“Big business, and the organisations which go with it such as the CBI have their place, but with the Government looking to small businesses to help grow the economy, it is time for the focus to be on our needs and for government to listen to what we have to say.
“The patchwork approach to small business policy needs to change, and we advocate a UK Small Business Administration to anchor and deliver policy, especially around finance.
“Small firms often demonstrate an entrepreneurial spirit, and offer a pathway to employment for the unemployed and inactive – around nine in 10 of the unemployed will find a job in a SME – and there needs to be a fundamental debate about employment policy, to avoid developing policies and then thinking of exemptions for small businesses.
“The ‘think big first’ approach is not working.
“There have been voices recently suggesting small firms are not asking for finance, but for many their confidence in accessing finance has been shattered.
“The Chancellor needs to build a financial environment which fills the small business funding gap and encourages a more diverse market in credit provision to small and medium-sized enterprises (SME).
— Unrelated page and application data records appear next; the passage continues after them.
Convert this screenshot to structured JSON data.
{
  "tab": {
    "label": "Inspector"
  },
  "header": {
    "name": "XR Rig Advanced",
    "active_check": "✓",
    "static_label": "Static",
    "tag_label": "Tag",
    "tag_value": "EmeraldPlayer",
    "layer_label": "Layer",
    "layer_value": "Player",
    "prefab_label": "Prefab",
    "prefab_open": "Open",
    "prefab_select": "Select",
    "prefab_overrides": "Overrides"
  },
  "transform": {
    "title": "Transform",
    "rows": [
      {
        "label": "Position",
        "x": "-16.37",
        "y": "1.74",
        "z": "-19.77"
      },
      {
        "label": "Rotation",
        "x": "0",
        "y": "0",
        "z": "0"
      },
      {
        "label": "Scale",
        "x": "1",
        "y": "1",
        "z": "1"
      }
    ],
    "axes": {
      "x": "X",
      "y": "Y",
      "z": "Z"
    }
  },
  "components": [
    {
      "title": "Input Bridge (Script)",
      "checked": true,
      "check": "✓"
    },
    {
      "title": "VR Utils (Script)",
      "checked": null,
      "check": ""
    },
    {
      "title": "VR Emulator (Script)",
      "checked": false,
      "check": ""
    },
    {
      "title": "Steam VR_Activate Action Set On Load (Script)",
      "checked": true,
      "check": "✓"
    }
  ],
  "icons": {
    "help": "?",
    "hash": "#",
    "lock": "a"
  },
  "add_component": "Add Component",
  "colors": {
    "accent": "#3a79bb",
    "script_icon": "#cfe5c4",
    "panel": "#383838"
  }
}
“Members believe the creation of a small business bank is the way forward, and anticipate hearing more from the Chancellor on how this will work, and when it will be operating.
“A lack of confidence in the economy is hampering the high street, local business investment and the prospect for employment for many.
“Investment in infrastructure is crucial to improve this confidence. Action on fuel duty, cancelling the 3p rise pencilled in for January, would give a welcome boost to the confidence of small businesses in the government.
“Finally, we ask that the Chancellor improves taxation, simplifying the system for the smallest businesses.
“This would bring the two-fold benefit of increased compliance and deregulation on a major scale. In addition we seek an enhanced National Insurance Contributions (NICs) holiday for small firms, which would increase employment by 45,000 jobs
: : Andy Wood, chairman of the New Anglia Local Enterprise Partnership:
“We are keen to see the Chancellor announce measures that will stimulate growth in the economy and create sustainable jobs.
“That should include a commitment to further investment in infrastructure including broadband and transport to get the economy moving.
“From the LEP perspective we would welcome increased funding for our Growing Places Fund, which is helping kick-start stalled infrastructure projects, and for our Regional Growth Fund project which will be providing finance to enable SMEs to expand.”
: : John Dugmore, chief executive of Suffolk Chamber:
“We have supported the Government’s drive for deficit reduction and we still do.
“However, we have been calling for some months for the Chancellor to adopt ‘Plan A+’, driving down public spending but utilising more of the money the Chancellor has to stimulate and nurture economic growth.”
“There are a lot of measures the Chancellor could undertake but clearly the key thing for him to do is implement enough of them to build confidence that the Government is listening and responding to the growing call for greater economic stimulus”.
“Suffolk Chamber would like the Chancellor to consider a range of measures including more support for exporters, introducing a new “unblocking fund” for stalled developments and a capital allowance scheme to incentivise businesses to commit to major capital investments.
It would also like Government to look at incentivising private-sector investment in public infrastructure, and pushing though the British Business Bank initiative that the chamber network has been seeking for the last 12 months.
“Lord Heseltine provided the Government with a very strong agenda for economic growth in his recent report.
“We need to see the Chancellor responding strongly in favour of nurturing enterprise and jobs.
“Businesses in this county can lead the way to recovery but we need the Government to provide the right business climate and quickly”.